Thursday, February 4, 2010

What's in yours then?

1950's fashion
Originally uploaded by ΔSabine DavisΔ
I remember coming across a clipping when I was young that my mother had kept from a newspaper. It was an article written about her with a photograph of her standing in the street looking into her handbag. The article described what 'modern' women carry in their handbags. For the modern woman of the late 1950's she carried very similar items that we do today being lipstick, make up, hair brush, plastic explosives etc. But of course there was no technology and the humble vintage purse was not required to carry much more than your pair of matching leather gloves. Which might explain why today's handbags are either not meant to be used as the survival packs that we use them for or they are failing to do the job required. Bags today need to be compartment filled for several communication devices, they must provide for bunches of keys that would sink you to the bottom of the lake should you accidentally fall in and they must be robust enough to stand the bottom scraping of under table bar action that comes with Friday night drinks. The modern bag should be capable of slipping over the shoulder to free the hands for waving and phone talking and light enough to enable the wearer to hang onto the commuter strap on the 5:45 whiplash express ride home. So having worn my current bag into a state that can only be described as designer turned dumpster bag, my weekend will entail the shop for the new bag. Could take me some time.


  1. Must admit, my little leather back pack is looking a little shabby thanks to the rigours of modern life. The bigger the bag, the more junk that seems to accumulate. Good luck with the retail therapy. A good bag is EXPENSIVE.

  2. I like the one I'm currently using. Unfortunately it was an el cheapo and is falling apart so will have to replace mine as well soon. Darn it.

  3. Backpacks leave both hands free. I have two. A falling apart junkie cheapo one that goes to work with me and gets crammed into a locker, and a smaller leather one that I use for trips to the city.
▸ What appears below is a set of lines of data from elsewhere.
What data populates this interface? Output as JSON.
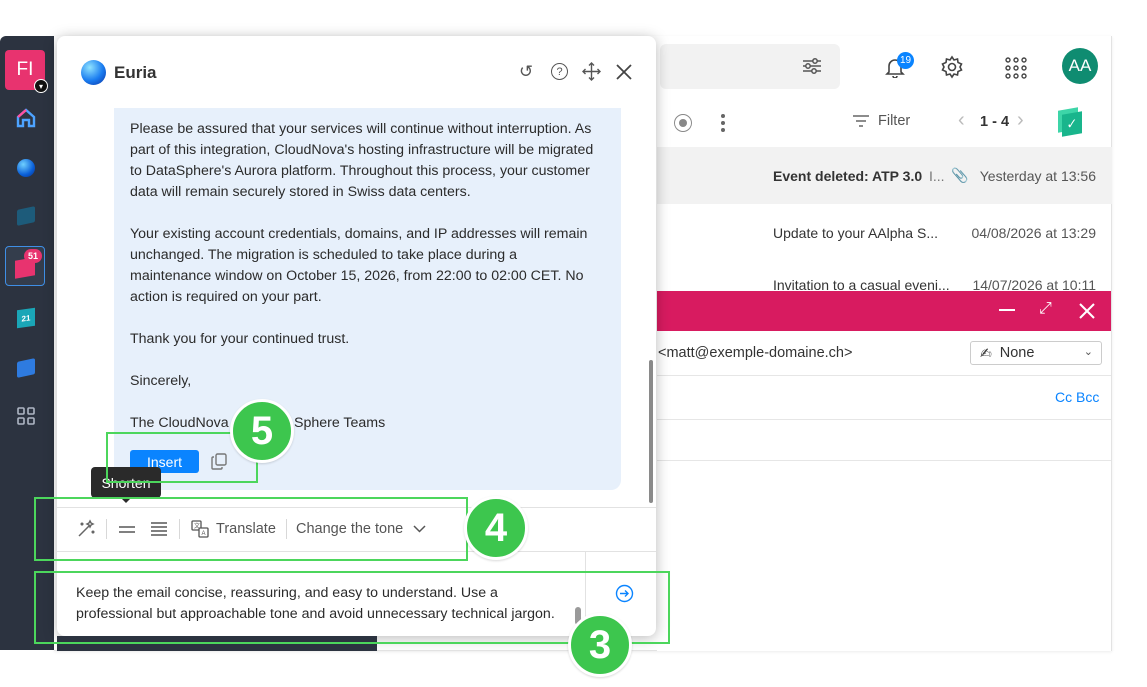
{
  "rail": {
    "profile_initials": "FI",
    "mail_badge": "51",
    "calendar_day": "21"
  },
  "mail": {
    "notif_count": "19",
    "avatar_initials": "AA",
    "filter_label": "Filter",
    "pagination": "1 - 4",
    "rows": [
      {
        "subject": "Event deleted: ATP 3.0",
        "ellipsis": "I...",
        "date": "Yesterday at 13:56"
      },
      {
        "subject": "Update to your AAlpha S...",
        "date": "04/08/2026 at 13:29"
      },
      {
        "subject": "Invitation to a casual eveni...",
        "date": "14/07/2026 at 10:11"
      }
    ],
    "compose": {
      "from_address": "<matt@exemple-domaine.ch>",
      "signature_value": "None",
      "cc_bcc": "Cc Bcc"
    }
  },
  "euria": {
    "title": "Euria",
    "paragraphs": [
      [
        "Please be assured that your services will continue without interruption. As",
        "part of this integration, CloudNova's hosting infrastructure will be migrated",
        "to DataSphere's Aurora platform. Throughout this process, your customer",
        "data will remain securely stored in Swiss data centers."
      ],
      [
        "Your existing account credentials, domains, and IP addresses will remain",
        "unchanged. The migration is scheduled to take place during a",
        "maintenance window on October 15, 2026, from 22:00 to 02:00 CET. No",
        "action is required on your part."
      ],
      [
        "Thank you for your continued trust."
      ],
      [
        "Sincerely,"
      ],
      [
        "The CloudNova",
        "Sphere Teams"
      ]
    ],
    "insert_label": "Insert",
    "tooltip": "Shorten",
    "toolbar": {
      "translate": "Translate",
      "change_tone": "Change the tone"
    },
    "prompt_lines": [
      "Keep the email concise, reassuring, and easy to understand. Use a",
      "professional but approachable tone and avoid unnecessary technical jargon."
    ]
  },
  "callouts": {
    "badge_3": "3",
    "badge_4": "4",
    "badge_5": "5"
  },
  "colors": {
    "accent": "#0a84ff",
    "compose_bar": "#d81b60",
    "callout": "#3dc64e",
    "bubble": "#e7f0fb"
  }
}
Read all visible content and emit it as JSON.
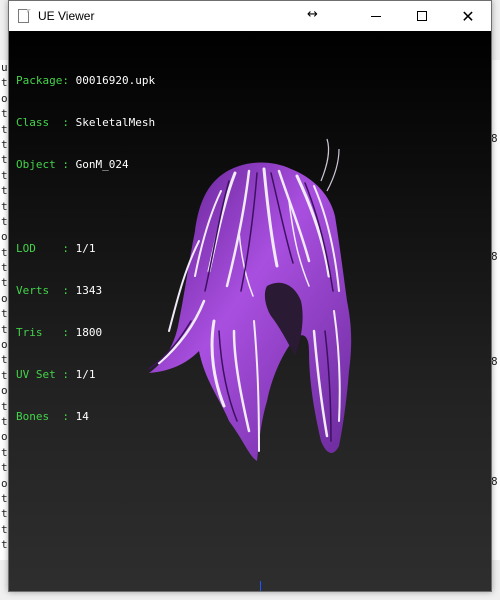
{
  "window": {
    "title": "UE Viewer"
  },
  "info": {
    "package": {
      "label": "Package",
      "value": "00016920.upk"
    },
    "class": {
      "label": "Class  ",
      "value": "SkeletalMesh"
    },
    "object": {
      "label": "Object ",
      "value": "GonM_024"
    },
    "lod": {
      "label": "LOD    ",
      "value": "1/1"
    },
    "verts": {
      "label": "Verts  ",
      "value": "1343"
    },
    "tris": {
      "label": "Tris   ",
      "value": "1800"
    },
    "uvset": {
      "label": "UV Set ",
      "value": "1/1"
    },
    "bones": {
      "label": "Bones  ",
      "value": "14"
    }
  },
  "colors": {
    "label": "#44d44a",
    "value": "#ffffff",
    "hair_dark": "#8a2fc2",
    "hair_light": "#f3eefa"
  },
  "icons": [
    "app-icon",
    "resize-cursor-icon",
    "minimize-icon",
    "maximize-icon",
    "close-icon"
  ]
}
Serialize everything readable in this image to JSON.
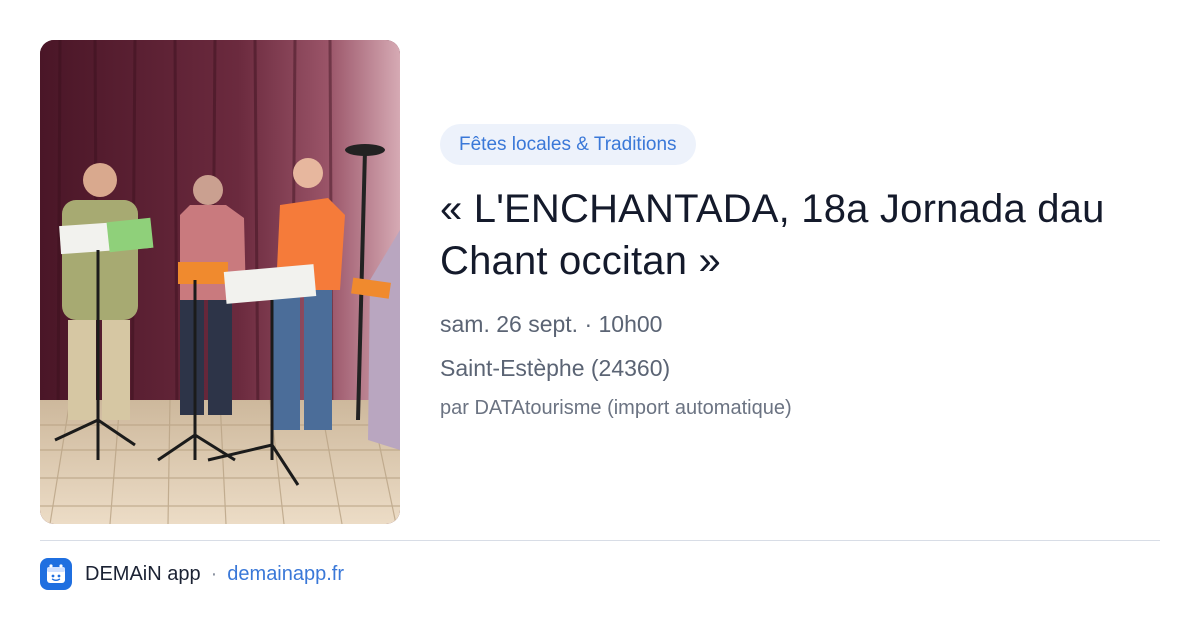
{
  "event": {
    "category": "Fêtes locales & Traditions",
    "title": "« L'ENCHANTADA, 18a Jornada dau Chant occitan »",
    "date_time": "sam. 26 sept. · 10h00",
    "location": "Saint-Estèphe (24360)",
    "source": "par DATAtourisme (import automatique)"
  },
  "footer": {
    "app_name": "DEMAiN app",
    "separator": "·",
    "app_url": "demainapp.fr",
    "app_icon": "demain-app-logo-icon"
  },
  "colors": {
    "accent": "#3a78d8",
    "tag_bg": "#edf2fb",
    "title": "#141a2b",
    "muted": "#5b6474"
  }
}
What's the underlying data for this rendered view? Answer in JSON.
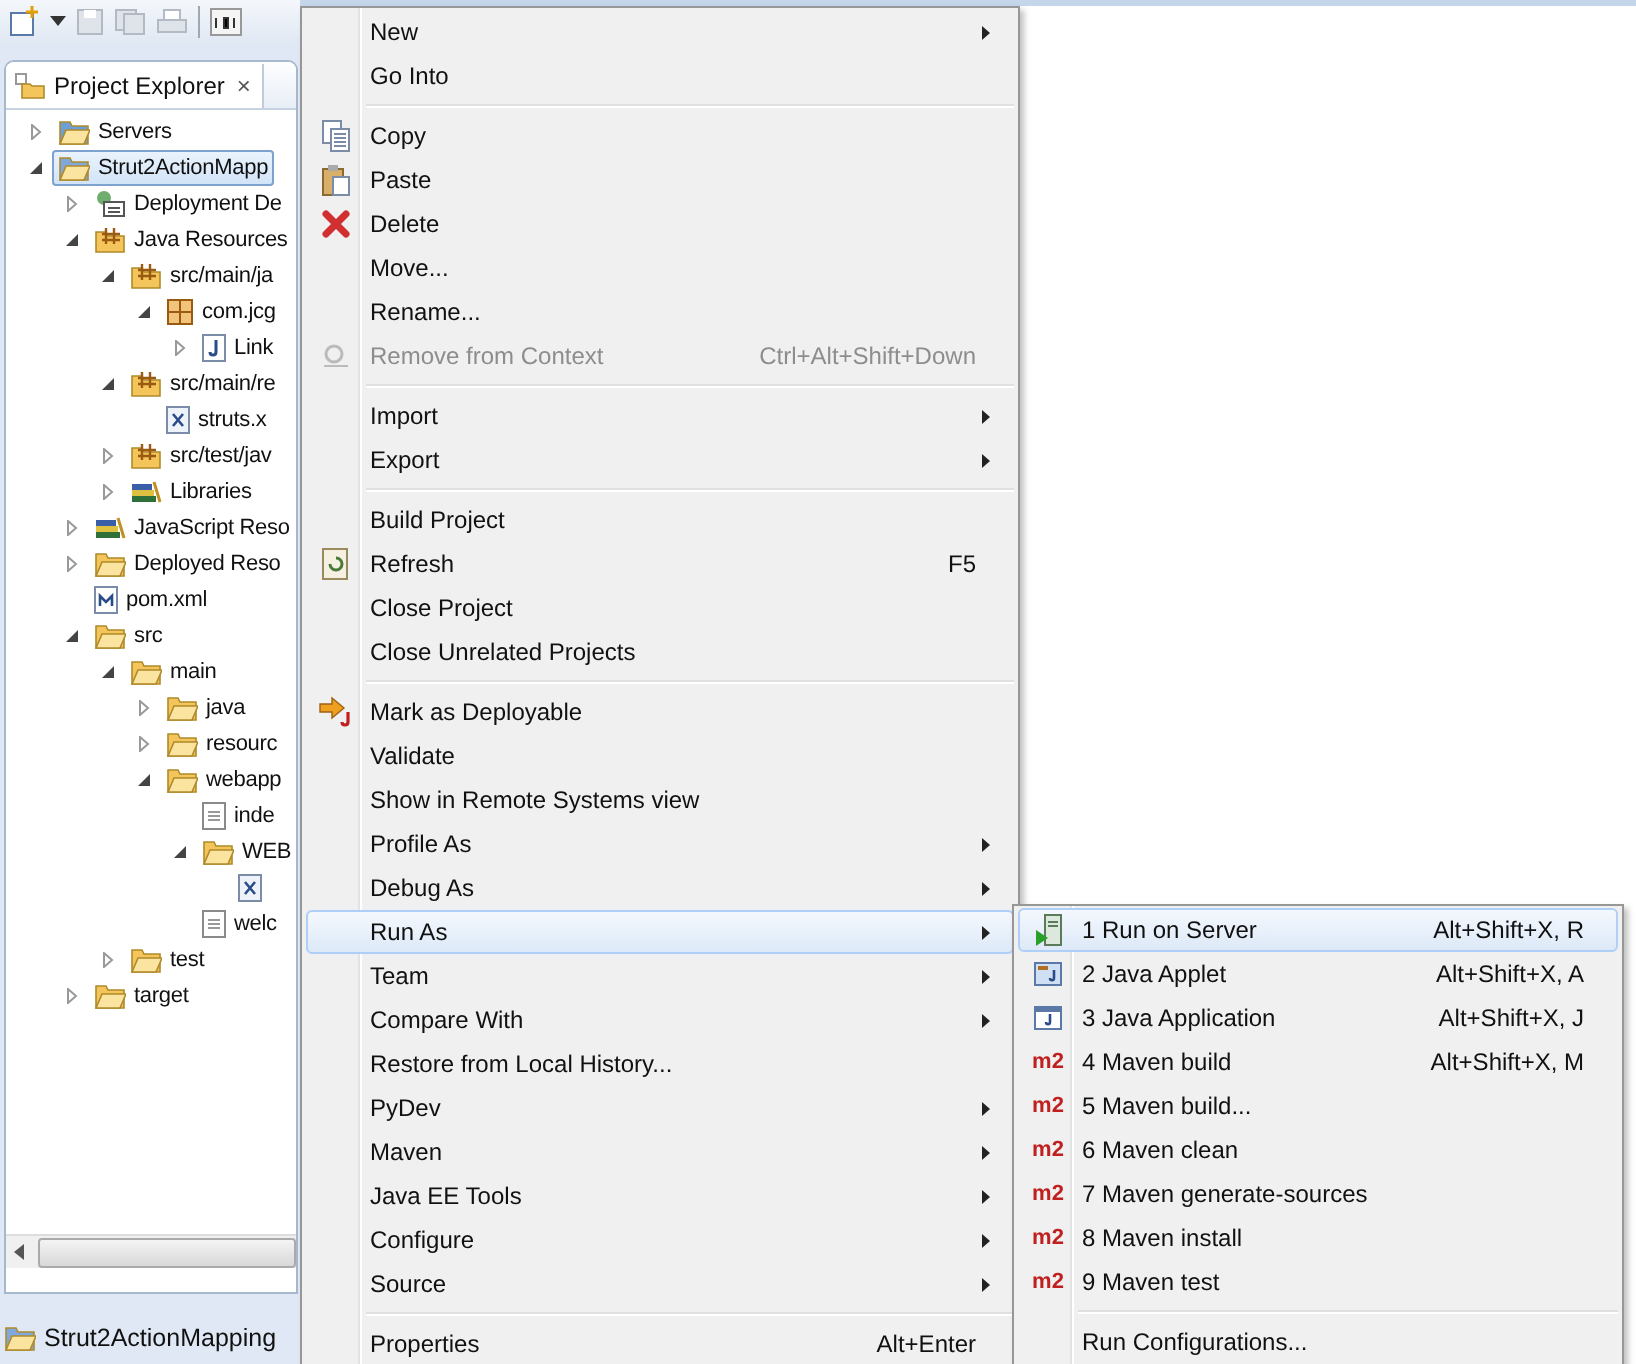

I gave up on handbags and shoulder bags that made me walk lopsided when the arthritis in my neck became permanently painful, rather than just occasionally painful.